So naturally, on Saturday afternoon/evening, the scene was me standing in my kitchen, swearing at an uncooperatively melty pastry case while I desperately tried to cool myself and it with a standing fan positioned next to us. Read More

Pear & honey mini galettes

This time last week, I was waking up from a nap, with a pounding headache and a strange sense of home that contradicts everything I wrote about in my past post.

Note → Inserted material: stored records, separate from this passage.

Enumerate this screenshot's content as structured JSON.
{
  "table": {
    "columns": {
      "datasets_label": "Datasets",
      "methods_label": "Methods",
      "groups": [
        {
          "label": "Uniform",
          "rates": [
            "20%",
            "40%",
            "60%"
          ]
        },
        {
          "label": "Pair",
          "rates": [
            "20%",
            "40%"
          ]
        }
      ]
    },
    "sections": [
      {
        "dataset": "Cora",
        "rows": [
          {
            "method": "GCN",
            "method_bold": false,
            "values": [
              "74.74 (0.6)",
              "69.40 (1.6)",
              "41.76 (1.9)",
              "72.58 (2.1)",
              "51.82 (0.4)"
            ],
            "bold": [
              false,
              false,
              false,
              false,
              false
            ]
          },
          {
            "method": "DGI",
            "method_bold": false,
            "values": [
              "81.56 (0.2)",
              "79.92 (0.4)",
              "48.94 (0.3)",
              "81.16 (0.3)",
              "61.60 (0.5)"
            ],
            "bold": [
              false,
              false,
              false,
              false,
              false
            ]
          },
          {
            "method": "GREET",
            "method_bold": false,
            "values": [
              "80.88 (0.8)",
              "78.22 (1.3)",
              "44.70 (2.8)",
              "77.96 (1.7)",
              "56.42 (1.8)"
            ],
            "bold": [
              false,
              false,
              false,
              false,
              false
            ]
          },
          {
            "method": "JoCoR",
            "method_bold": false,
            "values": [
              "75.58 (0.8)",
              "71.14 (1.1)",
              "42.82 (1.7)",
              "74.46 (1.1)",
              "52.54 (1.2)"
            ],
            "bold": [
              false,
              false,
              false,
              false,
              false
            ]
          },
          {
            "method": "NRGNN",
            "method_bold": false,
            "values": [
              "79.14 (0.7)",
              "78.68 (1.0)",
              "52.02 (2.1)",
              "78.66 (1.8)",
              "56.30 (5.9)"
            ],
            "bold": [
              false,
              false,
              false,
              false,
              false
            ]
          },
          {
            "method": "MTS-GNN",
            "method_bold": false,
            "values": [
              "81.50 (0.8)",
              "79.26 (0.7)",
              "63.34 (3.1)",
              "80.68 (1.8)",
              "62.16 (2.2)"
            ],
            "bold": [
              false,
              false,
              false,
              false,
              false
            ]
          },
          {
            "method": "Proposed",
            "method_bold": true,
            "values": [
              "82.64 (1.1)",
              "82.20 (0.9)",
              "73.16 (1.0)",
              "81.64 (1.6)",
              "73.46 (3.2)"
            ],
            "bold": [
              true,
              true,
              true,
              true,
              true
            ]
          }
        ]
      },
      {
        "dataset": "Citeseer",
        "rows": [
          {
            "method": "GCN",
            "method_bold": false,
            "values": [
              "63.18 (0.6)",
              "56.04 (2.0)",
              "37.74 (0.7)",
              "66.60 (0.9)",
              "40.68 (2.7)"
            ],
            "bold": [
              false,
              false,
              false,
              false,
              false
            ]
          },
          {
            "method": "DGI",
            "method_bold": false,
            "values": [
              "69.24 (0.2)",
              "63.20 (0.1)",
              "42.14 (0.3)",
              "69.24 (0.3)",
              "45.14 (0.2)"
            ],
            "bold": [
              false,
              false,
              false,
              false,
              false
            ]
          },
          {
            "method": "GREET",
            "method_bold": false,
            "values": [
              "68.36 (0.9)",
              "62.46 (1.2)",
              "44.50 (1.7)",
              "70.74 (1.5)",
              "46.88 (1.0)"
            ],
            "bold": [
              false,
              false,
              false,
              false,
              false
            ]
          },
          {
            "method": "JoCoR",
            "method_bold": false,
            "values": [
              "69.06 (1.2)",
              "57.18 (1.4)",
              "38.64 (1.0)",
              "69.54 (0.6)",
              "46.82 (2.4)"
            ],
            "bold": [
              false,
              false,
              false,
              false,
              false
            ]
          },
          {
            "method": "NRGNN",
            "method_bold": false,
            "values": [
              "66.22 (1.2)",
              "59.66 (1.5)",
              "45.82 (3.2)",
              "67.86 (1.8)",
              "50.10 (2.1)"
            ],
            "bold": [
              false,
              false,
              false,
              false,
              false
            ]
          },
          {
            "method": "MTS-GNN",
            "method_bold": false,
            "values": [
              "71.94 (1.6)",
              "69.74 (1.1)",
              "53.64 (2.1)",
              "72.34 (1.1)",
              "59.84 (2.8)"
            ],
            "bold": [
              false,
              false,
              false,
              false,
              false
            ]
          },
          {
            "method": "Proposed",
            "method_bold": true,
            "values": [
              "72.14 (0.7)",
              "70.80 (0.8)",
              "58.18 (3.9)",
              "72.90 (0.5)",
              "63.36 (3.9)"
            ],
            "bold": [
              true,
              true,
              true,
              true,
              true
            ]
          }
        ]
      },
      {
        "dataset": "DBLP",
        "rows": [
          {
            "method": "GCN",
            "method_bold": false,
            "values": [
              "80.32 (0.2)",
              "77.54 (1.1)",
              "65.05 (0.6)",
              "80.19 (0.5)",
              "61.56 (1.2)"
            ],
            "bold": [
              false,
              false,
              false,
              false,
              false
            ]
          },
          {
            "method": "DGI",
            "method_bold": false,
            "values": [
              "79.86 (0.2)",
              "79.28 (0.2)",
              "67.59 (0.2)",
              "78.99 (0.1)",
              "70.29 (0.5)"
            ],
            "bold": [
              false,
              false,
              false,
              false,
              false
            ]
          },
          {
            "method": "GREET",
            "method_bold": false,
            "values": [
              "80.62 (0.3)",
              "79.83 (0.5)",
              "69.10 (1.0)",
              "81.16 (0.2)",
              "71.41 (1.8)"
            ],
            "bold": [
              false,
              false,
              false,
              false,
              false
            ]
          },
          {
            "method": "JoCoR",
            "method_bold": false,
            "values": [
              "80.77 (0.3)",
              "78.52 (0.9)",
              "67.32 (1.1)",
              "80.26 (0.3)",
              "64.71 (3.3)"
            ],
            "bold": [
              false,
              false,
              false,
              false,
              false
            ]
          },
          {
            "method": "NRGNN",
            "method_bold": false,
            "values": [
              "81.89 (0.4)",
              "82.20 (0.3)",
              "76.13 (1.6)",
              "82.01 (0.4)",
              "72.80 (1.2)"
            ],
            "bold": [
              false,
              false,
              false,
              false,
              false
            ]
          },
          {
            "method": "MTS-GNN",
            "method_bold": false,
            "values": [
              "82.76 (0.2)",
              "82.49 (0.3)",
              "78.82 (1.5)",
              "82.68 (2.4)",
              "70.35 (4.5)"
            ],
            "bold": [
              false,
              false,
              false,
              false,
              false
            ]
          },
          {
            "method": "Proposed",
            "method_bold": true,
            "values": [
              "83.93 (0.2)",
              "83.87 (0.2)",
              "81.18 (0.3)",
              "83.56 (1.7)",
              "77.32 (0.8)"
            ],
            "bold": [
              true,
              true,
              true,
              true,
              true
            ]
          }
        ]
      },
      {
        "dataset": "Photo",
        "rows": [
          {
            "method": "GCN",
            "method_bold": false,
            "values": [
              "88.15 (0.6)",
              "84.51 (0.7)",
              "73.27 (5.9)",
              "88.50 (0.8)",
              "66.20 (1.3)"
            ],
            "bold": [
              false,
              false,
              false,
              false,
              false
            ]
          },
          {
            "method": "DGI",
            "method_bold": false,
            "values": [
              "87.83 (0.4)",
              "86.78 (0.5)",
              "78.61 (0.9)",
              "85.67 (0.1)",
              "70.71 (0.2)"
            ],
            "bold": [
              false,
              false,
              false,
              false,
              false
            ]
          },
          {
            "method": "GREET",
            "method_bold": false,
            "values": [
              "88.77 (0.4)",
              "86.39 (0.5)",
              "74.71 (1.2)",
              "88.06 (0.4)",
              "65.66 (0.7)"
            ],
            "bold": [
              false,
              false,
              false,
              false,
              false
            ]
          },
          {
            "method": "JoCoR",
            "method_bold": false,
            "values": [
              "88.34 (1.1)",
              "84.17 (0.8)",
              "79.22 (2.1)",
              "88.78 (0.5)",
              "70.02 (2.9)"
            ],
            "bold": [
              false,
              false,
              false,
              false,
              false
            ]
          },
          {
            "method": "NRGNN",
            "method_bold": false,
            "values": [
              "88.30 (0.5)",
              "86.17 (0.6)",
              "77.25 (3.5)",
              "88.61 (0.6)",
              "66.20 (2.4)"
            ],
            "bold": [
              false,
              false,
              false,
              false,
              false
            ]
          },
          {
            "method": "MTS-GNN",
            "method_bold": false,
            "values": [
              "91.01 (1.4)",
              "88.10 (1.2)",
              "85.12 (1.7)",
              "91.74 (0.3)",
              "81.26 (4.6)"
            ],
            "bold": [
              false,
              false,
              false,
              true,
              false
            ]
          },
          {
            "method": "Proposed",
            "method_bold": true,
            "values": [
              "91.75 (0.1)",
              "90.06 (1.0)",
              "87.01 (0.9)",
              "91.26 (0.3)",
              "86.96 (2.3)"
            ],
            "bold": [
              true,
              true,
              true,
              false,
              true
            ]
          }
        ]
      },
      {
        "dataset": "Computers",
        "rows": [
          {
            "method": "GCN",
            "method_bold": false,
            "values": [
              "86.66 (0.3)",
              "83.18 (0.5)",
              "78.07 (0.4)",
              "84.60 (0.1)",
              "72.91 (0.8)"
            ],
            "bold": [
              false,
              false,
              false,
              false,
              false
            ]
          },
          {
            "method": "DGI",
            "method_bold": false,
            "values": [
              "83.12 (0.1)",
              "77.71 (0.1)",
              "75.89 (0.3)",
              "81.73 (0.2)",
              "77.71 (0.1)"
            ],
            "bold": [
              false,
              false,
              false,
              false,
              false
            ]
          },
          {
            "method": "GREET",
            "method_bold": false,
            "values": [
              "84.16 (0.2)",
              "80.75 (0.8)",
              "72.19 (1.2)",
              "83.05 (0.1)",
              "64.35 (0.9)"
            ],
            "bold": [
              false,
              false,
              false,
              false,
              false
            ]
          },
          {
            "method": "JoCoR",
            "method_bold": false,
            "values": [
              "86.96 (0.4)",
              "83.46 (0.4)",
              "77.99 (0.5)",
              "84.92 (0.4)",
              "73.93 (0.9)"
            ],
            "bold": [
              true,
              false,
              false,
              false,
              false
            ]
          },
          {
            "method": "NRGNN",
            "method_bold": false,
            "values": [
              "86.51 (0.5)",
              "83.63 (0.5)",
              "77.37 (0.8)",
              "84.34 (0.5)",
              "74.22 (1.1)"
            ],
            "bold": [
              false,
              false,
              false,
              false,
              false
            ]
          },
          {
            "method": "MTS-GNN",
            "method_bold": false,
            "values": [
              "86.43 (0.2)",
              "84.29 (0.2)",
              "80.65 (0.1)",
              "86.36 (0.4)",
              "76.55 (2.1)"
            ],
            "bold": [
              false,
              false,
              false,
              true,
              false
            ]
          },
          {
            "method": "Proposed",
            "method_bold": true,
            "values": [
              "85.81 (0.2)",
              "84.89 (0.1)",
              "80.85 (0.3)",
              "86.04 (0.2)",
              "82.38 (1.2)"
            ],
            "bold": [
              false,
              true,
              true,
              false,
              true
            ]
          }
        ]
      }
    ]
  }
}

Pear & honey mini galettes // The Littlest BakehouseIf you’re expecting this to be a romantic story about friendship and discussing deep issues under the stars…you’re going to be disappointed. At a friend’s place, we were far enough out of London to actually see the stars, but bank holiday Friday was a night of tequila shots and pizza, cookies baked at 1am and so many ridiculous stories that will become part of the lore of our group. The weekend has been the subject of a number of flashbacks throughout the week that have left me burying my face in my hands, half in laughter and half in disbelief. In short, it was excellent. Read More